◆ **ACTION ITEM**
Reproduce each entry exactly as written.

------ GIVEN INFORMATION

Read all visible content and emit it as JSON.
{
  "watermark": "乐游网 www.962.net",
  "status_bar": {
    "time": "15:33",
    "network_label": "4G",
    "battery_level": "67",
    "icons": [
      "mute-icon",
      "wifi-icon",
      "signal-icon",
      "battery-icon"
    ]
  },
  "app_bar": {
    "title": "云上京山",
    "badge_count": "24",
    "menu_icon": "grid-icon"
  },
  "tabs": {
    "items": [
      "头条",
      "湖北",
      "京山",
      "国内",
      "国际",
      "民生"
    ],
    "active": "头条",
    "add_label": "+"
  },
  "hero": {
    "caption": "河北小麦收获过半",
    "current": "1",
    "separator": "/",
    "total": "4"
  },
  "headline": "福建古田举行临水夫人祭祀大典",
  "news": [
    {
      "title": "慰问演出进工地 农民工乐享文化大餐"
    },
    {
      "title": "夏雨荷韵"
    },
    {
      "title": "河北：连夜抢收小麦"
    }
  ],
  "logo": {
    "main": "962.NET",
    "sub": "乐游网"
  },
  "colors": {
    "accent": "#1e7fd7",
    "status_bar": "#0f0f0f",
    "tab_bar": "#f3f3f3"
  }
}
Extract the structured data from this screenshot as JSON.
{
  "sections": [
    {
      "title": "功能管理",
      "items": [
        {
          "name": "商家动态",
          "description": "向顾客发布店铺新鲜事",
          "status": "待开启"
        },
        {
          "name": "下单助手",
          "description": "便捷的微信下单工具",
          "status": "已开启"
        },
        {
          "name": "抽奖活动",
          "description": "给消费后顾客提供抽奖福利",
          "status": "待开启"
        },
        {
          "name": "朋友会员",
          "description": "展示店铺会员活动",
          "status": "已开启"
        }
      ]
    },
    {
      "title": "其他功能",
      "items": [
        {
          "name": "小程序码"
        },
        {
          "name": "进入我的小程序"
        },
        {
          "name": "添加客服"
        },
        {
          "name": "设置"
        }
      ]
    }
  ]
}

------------

◆ **RESPONSE TO THIS EXERCISE**
Read all visible content and emit it as JSON.
{
  "watermark": "乐游网 www.962.net",
  "status_bar": {
    "time": "15:33",
    "network_label": "4G",
    "battery_level": "67",
    "icons": [
      "mute-icon",
      "wifi-icon",
      "signal-icon",
      "battery-icon"
    ]
  },
  "app_bar": {
    "title": "云上京山",
    "badge_count": "24",
    "menu_icon": "grid-icon"
  },
  "tabs": {
    "items": [
      "头条",
      "湖北",
      "京山",
      "国内",
      "国际",
      "民生"
    ],
    "active": "头条",
    "add_label": "+"
  },
  "hero": {
    "caption": "河北小麦收获过半",
    "current": "1",
    "separator": "/",
    "total": "4"
  },
  "headline": "福建古田举行临水夫人祭祀大典",
  "news": [
    {
      "title": "慰问演出进工地 农民工乐享文化大餐"
    },
    {
      "title": "夏雨荷韵"
    },
    {
      "title": "河北：连夜抢收小麦"
    }
  ],
  "logo": {
    "main": "962.NET",
    "sub": "乐游网"
  },
  "colors": {
    "accent": "#1e7fd7",
    "status_bar": "#0f0f0f",
    "tab_bar": "#f3f3f3"
  }
}
Extract the structured data from this screenshot as JSON.
{
  "sections": [
    {
      "title": "功能管理",
      "items": [
        {
          "name": "商家动态",
          "description": "向顾客发布店铺新鲜事",
          "status": "待开启"
        },
        {
          "name": "下单助手",
          "description": "便捷的微信下单工具",
          "status": "已开启"
        },
        {
          "name": "抽奖活动",
          "description": "给消费后顾客提供抽奖福利",
          "status": "待开启"
        },
        {
          "name": "朋友会员",
          "description": "展示店铺会员活动",
          "status": "已开启"
        }
      ]
    },
    {
      "title": "其他功能",
      "items": [
        {
          "name": "小程序码"
        },
        {
          "name": "进入我的小程序"
        },
        {
          "name": "添加客服"
        },
        {
          "name": "设置"
        }
      ]
    }
  ]
}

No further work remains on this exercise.